In another version of the myth, hope (Elpis) is considered the worst of the potential evils, because it is equated with terrifying foreknowledge. By preventing hope from escaping the jar, Pandora in a sense saves the world from the worst damage.
The daughter of Epimetheus and Pandora was Pyrrha, who married Deucalion and was one of the two who survived the deluge.
- There are a few parallels with the Biblical myth of the Original Sin. Epimetheus was a Titan, and was ascribed by Zeus to give a positive trait to all living creatures (just as Adam gave out names). Pandora comes as Eve, and the opening of the box triggers a process similar to the Flight from Eden. Initially, Man was moulded out of clay by Prometheus and Epimetheus (which, in another way, links to Adam too).
- Another guy Heracles freed as a bonus to one of the 12 labours is Theseus : that was during his descent to Hell, to steal Cerberus.
Hope as a form of evil
Isolating the part of Pandora's myth (see above) that deals with hope...
Interpretations diverge as to whether hope should be considered as a form of evil in the same way as the rest of the contents of Pandora's box. One common interpretation is that hope was "included" by a good-willing deity, as a gift to mankind by some marginally benevolent Olympian.
Another way to look at it is that hope is an illusion/delusion, and as such a form of evil just as great as the others, perhaps even the greatest of them all, because it seems to have a good side.

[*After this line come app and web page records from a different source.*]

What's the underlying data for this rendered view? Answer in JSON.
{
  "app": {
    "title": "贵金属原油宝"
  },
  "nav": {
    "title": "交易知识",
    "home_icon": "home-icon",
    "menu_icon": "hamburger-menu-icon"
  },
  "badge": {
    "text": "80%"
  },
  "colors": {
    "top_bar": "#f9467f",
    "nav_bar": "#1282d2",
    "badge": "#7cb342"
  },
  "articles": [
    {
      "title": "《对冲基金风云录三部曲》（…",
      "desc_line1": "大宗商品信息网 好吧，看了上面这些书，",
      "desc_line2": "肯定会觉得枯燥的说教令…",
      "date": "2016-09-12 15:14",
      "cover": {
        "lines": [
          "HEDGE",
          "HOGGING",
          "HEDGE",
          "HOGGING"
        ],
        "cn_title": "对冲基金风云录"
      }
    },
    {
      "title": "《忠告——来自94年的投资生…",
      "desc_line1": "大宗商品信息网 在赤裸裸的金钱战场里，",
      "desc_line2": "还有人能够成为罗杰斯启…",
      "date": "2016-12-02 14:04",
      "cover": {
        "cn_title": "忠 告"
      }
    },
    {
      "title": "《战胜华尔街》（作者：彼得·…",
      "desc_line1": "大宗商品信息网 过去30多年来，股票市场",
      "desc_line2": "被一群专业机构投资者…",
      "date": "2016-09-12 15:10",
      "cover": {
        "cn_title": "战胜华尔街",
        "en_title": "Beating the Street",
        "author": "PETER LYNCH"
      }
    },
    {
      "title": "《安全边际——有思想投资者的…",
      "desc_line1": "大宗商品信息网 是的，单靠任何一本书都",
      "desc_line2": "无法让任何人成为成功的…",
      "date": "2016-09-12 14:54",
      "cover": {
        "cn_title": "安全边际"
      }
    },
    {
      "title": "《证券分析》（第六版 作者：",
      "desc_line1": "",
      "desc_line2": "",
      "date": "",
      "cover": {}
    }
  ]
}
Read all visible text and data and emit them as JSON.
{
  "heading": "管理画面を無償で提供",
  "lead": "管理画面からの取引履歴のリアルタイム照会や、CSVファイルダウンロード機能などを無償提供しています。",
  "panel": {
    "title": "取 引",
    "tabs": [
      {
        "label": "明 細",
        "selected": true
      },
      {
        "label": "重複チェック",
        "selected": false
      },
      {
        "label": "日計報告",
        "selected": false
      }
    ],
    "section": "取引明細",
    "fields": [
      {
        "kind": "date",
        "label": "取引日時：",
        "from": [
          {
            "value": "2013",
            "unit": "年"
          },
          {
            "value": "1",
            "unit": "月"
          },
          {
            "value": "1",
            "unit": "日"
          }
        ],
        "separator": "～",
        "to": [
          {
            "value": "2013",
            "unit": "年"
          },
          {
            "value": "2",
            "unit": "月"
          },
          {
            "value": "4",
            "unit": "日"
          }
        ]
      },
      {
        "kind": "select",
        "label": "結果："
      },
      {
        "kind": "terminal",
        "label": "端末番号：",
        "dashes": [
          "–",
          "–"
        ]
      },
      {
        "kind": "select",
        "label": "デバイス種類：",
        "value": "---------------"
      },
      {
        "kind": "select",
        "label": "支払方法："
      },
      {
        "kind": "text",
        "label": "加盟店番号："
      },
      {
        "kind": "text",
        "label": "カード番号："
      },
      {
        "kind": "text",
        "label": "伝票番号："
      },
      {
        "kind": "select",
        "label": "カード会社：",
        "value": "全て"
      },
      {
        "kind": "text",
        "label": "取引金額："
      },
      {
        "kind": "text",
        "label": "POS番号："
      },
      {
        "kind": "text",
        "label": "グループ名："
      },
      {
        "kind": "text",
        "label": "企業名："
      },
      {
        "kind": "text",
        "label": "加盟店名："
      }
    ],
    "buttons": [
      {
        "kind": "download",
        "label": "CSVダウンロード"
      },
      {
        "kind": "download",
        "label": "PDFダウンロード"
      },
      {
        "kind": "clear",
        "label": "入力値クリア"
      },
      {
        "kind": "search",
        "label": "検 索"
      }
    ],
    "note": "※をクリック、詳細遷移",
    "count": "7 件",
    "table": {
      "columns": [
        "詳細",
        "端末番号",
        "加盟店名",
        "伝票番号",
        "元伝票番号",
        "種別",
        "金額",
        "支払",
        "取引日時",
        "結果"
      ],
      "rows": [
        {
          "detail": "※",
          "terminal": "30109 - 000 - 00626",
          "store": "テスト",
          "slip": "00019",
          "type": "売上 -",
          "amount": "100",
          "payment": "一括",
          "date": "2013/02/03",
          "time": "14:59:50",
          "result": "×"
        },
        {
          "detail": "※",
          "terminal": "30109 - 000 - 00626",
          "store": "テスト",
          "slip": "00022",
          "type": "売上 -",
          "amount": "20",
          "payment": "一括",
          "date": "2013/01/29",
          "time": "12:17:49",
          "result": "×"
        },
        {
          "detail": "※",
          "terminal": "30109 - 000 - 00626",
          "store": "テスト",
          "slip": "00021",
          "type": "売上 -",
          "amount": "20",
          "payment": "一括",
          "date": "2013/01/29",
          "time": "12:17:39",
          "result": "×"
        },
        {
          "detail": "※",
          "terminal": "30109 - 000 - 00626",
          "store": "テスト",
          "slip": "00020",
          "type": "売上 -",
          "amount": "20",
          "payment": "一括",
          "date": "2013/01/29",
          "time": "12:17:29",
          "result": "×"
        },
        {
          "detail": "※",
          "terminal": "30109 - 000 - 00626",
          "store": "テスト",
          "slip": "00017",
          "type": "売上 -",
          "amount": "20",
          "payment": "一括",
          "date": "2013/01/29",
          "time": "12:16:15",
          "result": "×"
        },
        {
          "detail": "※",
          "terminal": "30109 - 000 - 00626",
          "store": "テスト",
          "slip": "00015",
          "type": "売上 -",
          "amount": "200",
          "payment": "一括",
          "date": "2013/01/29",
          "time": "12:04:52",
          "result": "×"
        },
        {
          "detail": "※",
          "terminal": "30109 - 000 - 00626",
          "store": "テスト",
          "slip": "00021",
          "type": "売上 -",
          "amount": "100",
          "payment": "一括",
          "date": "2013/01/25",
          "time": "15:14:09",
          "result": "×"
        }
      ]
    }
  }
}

In a wicked way, both interpretations come together. Evil alone can plague mankind into numbness, or "suicide", while hope (delusion) helps it suffer through. It's complementary to evil because it draws out the suffering, indefinitely. Without hope, we'd be in purest hell, while delusion dilutes it a little bit. Whether that sort of illusion is good or bad is up to anybody to decide.